movie-november-2010-charlie-st-cloud

Synopsis

Charlie St. Cloud (Zac Efron) is a high school senior with a bright future ahead of him.  His sailing prowess has earned him a scholarship to Stanford University and Charlie has a wonderful relationship with his younger brother Sam (Charlie Tahan).  Shortly after high school graduation, an automobile accident takes Sam’s life and nearly kills Charlie.   Upon recovery, Charlie learns that he can see the spirit of his brother.   He makes a promise to meet the ghost of Sam in the woods every day at sunset for a game of catch.   Unable to let go of his little brother, Charlie abandons his future plans to remain nearby to the woods where he can be with Sam every evening.  Once Charlie meets a daring young woman, he is forced to rethink the promise he made to his younger brother.

Specifications

  • Universal Studios
  • 2010, Color, Rated R, 1 Hr 40 min
  • Aspect Ratio: 2.40:1
  • 1080p
  • Codec: AVC
  • English DTS-HD MA 5.1
  • Starring Annette Benning, Zac Efron, Charlie Tahan, Amanda Crew, Ray Liotta, Kim Basinger
  • Directed by Burr Steers
    Rating
  • Entertainment:
  • Video:
  • Audio:
  • Extras:
  • Violence: Mild
  • Sex: Suggestive
  • Language: Mild

Commentary

This movie simply fell short of its potential in my opinion.   The plot was very intriguing, but just wasn’t fully fleshed out.  There is little explanation given for Charlie’s ability to see the dead (and almost-dead), nor do any of the ghosts do much to explain things either.  Character development is surprisingly thin for a movie designed to make an emotional connection with the viewer.  On the flip side, Zac Efron does a fairly good acting job, making you care about his character despite the poor script and lines.  Efron is certainly starting to branch out from the teeny-bopper movies that made him famous and I look forward to seeing what he can do with a better script.  Ray Liotta has a few supporting moments as the paramedic who revives Charlie at the crash scene, but his presence in the film seems like little more than an afterthought.  With a better screenplay this film could have been really powerful.

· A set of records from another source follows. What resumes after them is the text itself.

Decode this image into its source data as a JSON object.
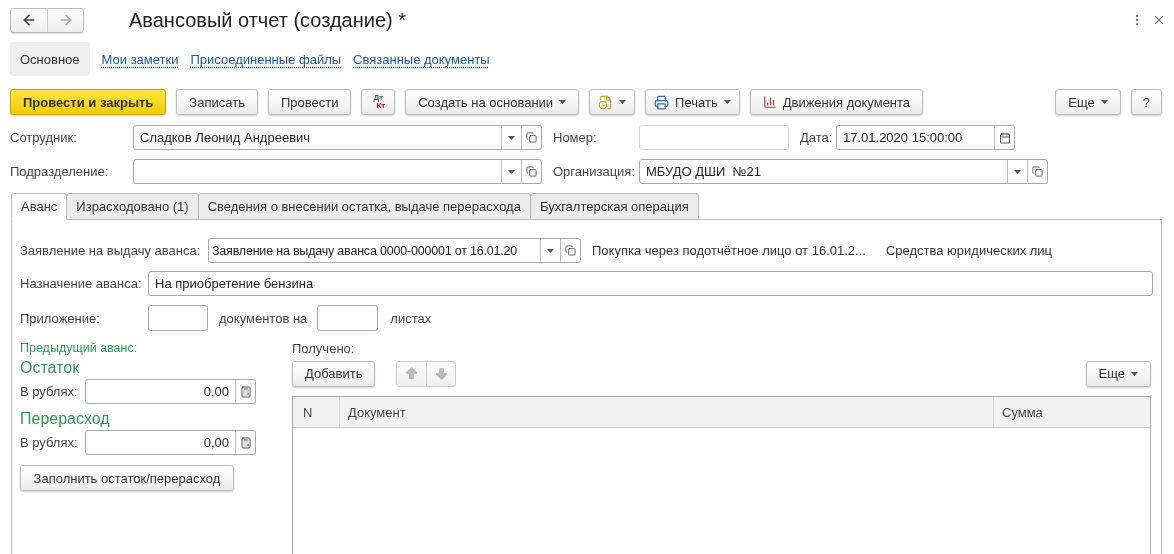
{
  "window": {
    "title": "Авансовый отчет (создание) *"
  },
  "nav": [
    {
      "kind": "back",
      "disabled": false
    },
    {
      "kind": "forward",
      "disabled": true
    }
  ],
  "sections": [
    {
      "label": "Основное",
      "selected": true
    },
    {
      "label": "Мои заметки",
      "selected": false
    },
    {
      "label": "Присоединенные файлы",
      "selected": false
    },
    {
      "label": "Связанные документы",
      "selected": false
    }
  ],
  "toolbar": {
    "left": [
      {
        "kind": "primary",
        "label": "Провести и закрыть"
      },
      {
        "kind": "plain",
        "label": "Записать"
      },
      {
        "kind": "plain",
        "label": "Провести"
      },
      {
        "kind": "dtkt",
        "debit": "Дт",
        "credit": "Кт"
      },
      {
        "kind": "menu",
        "label": "Создать на основании"
      },
      {
        "kind": "iconmenu"
      },
      {
        "kind": "print",
        "label": "Печать"
      },
      {
        "kind": "report",
        "label": "Движения документа"
      }
    ],
    "right": [
      {
        "kind": "menu",
        "label": "Еще"
      },
      {
        "kind": "plain",
        "label": "?"
      }
    ]
  },
  "employee": {
    "label": "Сотрудник:",
    "value": "Сладков Леонид Андреевич"
  },
  "number": {
    "label": "Номер:"
  },
  "date": {
    "label": "Дата:",
    "value": "17.01.2020 15:00:00"
  },
  "department": {
    "label": "Подразделение:"
  },
  "organization": {
    "label": "Организация:",
    "value": "МБУДО ДШИ  №21"
  },
  "tabs": [
    {
      "label": "Аванс",
      "selected": true
    },
    {
      "label": "Израсходовано (1)",
      "selected": false
    },
    {
      "label": "Сведения о внесении остатка, выдаче перерасхода",
      "selected": false
    },
    {
      "label": "Бухгалтерская операция",
      "selected": false
    }
  ],
  "advance": {
    "application": {
      "label": "Заявление на выдачу аванса:",
      "value": "Заявление на выдачу аванса 0000-000001 от 16.01.20",
      "info": [
        "Покупка через подотчётное лицо от 16.01.2...",
        "Средства юридических лиц"
      ]
    },
    "purpose": {
      "label": "Назначение аванса:",
      "value": "На приобретение бензина"
    },
    "attachment": {
      "label": "Приложение:",
      "middle": "документов на",
      "suffix": "листах"
    },
    "previous": {
      "title": "Предыдущий аванс:",
      "groups": [
        {
          "title": "Остаток",
          "label": "В рублях:",
          "value": "0,00"
        },
        {
          "title": "Перерасход",
          "label": "В рублях:",
          "value": "0,00"
        }
      ],
      "fill_button": "Заполнить остаток/перерасход"
    },
    "received": {
      "label": "Получено:",
      "add_button": "Добавить",
      "more_button": "Еще",
      "columns": [
        "N",
        "Документ",
        "Сумма"
      ]
    }
  }
}
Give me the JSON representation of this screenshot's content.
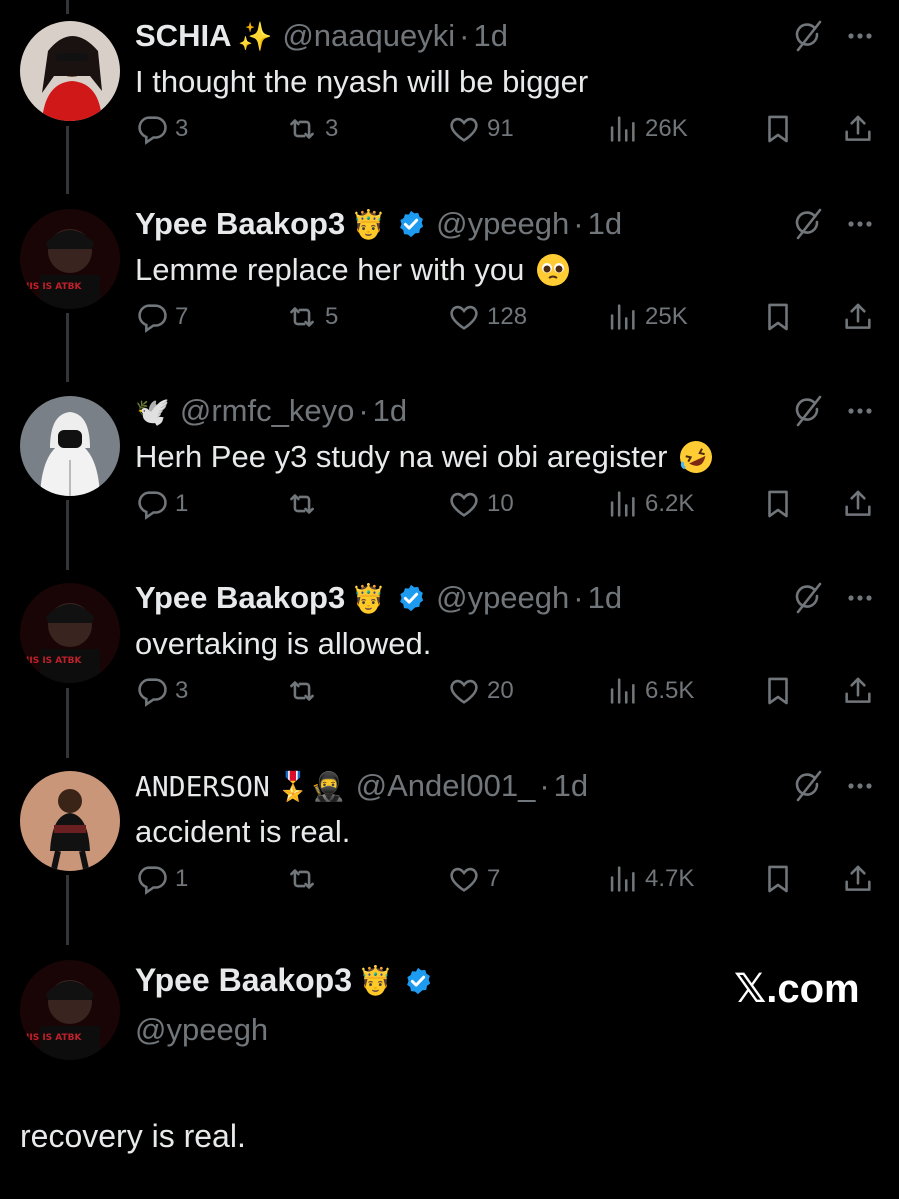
{
  "replies": [
    {
      "name": "SCHIA",
      "name_emoji": "✨",
      "handle": "@naaqueyki",
      "time": "1d",
      "verified": false,
      "text": "I thought the nyash will be bigger",
      "text_emoji": "",
      "replies": "3",
      "reposts": "3",
      "likes": "91",
      "views": "26K"
    },
    {
      "name": "Ypee Baakop3",
      "name_emoji": "🤴",
      "handle": "@ypeegh",
      "time": "1d",
      "verified": true,
      "text": "Lemme replace her with you",
      "text_emoji": "pleading-face",
      "replies": "7",
      "reposts": "5",
      "likes": "128",
      "views": "25K"
    },
    {
      "name": "",
      "name_emoji": "🕊️",
      "handle": "@rmfc_keyo",
      "time": "1d",
      "verified": false,
      "text": "Herh Pee y3 study na wei obi aregister",
      "text_emoji": "rofl-face",
      "replies": "1",
      "reposts": "",
      "likes": "10",
      "views": "6.2K"
    },
    {
      "name": "Ypee Baakop3",
      "name_emoji": "🤴",
      "handle": "@ypeegh",
      "time": "1d",
      "verified": true,
      "text": "overtaking is allowed.",
      "text_emoji": "",
      "replies": "3",
      "reposts": "",
      "likes": "20",
      "views": "6.5K"
    },
    {
      "name": "ANDERSON",
      "name_emoji": "🎖️🥷",
      "handle": "@Andel001_",
      "time": "1d",
      "verified": false,
      "text": "accident is real.",
      "text_emoji": "",
      "replies": "1",
      "reposts": "",
      "likes": "7",
      "views": "4.7K"
    }
  ],
  "main_tweet": {
    "name": "Ypee Baakop3",
    "name_emoji": "🤴",
    "handle": "@ypeegh",
    "verified": true,
    "text": "recovery is real."
  },
  "watermark": "𝕏.com",
  "colors": {
    "background": "#000000",
    "text": "#e7e9ea",
    "muted": "#71767b",
    "verified": "#1d9bf0"
  }
}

Technical

There is little to complain about here.  The picture quality is good, with the stunning outdoor scenery (Vancouver???) taking the starring role.  Colors are fairly accurate, with good depth to the image and solid contrast.  The image is sharp, yet still retains a film-like quality.  The 5.1 DTS-HD Master Audio soundtrack suits the movie well.  Dialogue is clear and intelligible.  The soundtrack is very light on surround and LFE usage, with only the sailing scenes offering much in the way of surround effects.  These scenes also tended to be a bit loud, so you may find yourself jockeying with the volume control throughout this film.

Extras

Key extras on this disc are a director’s commentary, some deleted scenes (with optional director commentary), an “on location” featurette, and a featurette on Zac Efron. The disc is also BD-Live and pocket BLU enabled.